It’s written by Shane Phillips, who’s the Housing Inititiative Project Manager at UCLA’s Lewis Center for Regional Policy Studies:

Largely as a consequence of housing prices, Generation X held less than half as much wealth in 2019 as Baby Boomers of the same age did two decades earlier, and Millennials are on course to hold even less. Something has gone catastrophically wrong, and the problem won’t be solved by doubling down on homeownership; we’ve seen where that leads. But our current model of renting — a lifetime of uncertainty only to make someone else rich — won’t do the job either. We need something new, an innovation on par with the government’s development of 30-year mortgages nearly a century ago. We need a housing option that combines the accessibility, flexibility, and limited risk of renting with some of the stability and wealth-generating potential of homeownership.

His suggested solutiion? A public-ownership rental option:

The foundation of the program would be quite simple: public ownership of housing, acquired or built with government loans — though run by local for-profit or nonprofit property managers — and rented at market prices. No saving for a down payment (or being given one by family) and no qualifying for a mortgage.
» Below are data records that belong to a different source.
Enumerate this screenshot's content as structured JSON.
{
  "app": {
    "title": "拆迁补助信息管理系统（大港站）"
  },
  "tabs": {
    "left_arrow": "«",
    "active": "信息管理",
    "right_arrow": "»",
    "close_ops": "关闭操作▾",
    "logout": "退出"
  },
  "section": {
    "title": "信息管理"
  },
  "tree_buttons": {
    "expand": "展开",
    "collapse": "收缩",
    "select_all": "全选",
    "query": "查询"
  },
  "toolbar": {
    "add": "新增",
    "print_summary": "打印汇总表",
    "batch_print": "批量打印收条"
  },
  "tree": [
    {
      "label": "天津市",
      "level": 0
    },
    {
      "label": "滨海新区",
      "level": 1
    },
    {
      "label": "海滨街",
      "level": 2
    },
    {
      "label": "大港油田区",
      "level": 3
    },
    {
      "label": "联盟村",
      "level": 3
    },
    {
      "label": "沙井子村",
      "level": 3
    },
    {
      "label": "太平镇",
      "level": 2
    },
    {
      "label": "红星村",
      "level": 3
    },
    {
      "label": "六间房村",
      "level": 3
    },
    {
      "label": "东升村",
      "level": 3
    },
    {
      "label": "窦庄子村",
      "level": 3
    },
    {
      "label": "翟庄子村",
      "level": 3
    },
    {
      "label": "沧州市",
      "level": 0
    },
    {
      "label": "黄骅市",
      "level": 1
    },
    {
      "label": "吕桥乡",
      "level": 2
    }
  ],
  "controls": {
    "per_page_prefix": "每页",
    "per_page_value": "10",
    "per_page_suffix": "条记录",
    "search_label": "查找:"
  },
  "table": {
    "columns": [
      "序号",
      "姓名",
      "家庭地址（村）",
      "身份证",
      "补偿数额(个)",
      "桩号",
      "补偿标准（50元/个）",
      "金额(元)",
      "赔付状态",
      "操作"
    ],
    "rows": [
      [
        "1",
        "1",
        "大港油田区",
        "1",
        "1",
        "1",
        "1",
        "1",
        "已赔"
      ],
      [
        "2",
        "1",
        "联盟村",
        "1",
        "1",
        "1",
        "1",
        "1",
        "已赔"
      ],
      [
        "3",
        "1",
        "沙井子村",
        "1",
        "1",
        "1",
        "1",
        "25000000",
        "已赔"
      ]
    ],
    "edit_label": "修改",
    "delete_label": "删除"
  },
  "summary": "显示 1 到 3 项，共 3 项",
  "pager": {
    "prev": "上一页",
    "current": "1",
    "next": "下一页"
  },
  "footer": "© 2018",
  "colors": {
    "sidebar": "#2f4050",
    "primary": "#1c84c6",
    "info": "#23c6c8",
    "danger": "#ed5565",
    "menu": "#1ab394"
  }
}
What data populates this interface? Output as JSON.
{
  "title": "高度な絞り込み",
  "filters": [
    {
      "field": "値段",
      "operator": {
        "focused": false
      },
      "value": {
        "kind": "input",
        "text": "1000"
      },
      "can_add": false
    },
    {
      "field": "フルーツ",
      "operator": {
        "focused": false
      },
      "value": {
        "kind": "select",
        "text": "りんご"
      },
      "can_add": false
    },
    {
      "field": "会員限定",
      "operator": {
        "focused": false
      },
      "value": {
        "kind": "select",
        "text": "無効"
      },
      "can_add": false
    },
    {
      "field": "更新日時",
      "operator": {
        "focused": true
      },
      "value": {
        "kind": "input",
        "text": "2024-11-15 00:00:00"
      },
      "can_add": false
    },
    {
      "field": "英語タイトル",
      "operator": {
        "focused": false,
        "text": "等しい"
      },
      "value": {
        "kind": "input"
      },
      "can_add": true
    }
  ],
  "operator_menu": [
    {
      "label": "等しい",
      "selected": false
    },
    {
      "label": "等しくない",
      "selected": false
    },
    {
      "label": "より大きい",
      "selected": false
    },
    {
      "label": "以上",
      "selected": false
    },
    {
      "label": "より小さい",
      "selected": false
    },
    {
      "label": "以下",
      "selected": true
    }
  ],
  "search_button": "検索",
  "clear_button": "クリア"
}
The only requirements for participation in the public-ownership option would be (1) move in, and (2) pay rent.

As the loans were paid down, the equity would accrue to the tenants, minus the cost of operating and maintaining the building, administrative costs, and so on. Unlike rent-to-own programs, however, this option would never require that the tenant take out a mortgage. A renter would never truly “own” her unit. But she would claim a stake in the public portfolio of properties and be able to draw on that asset, perhaps in the form of monthly payments after a few years of renting, or larger dividends later in life, much like Social Security. The benefit could be transferred to any publicly owned apartment, allowing tenants to build wealth without being locked in place. After 35 or 40 years, a tenant might no longer owe any rent at all…

Renting in a public-ownership building would be an option for the large number of middle-income individuals who lack the resources or the immediate desire to become homeowners.

Read more of this story at Slashdot.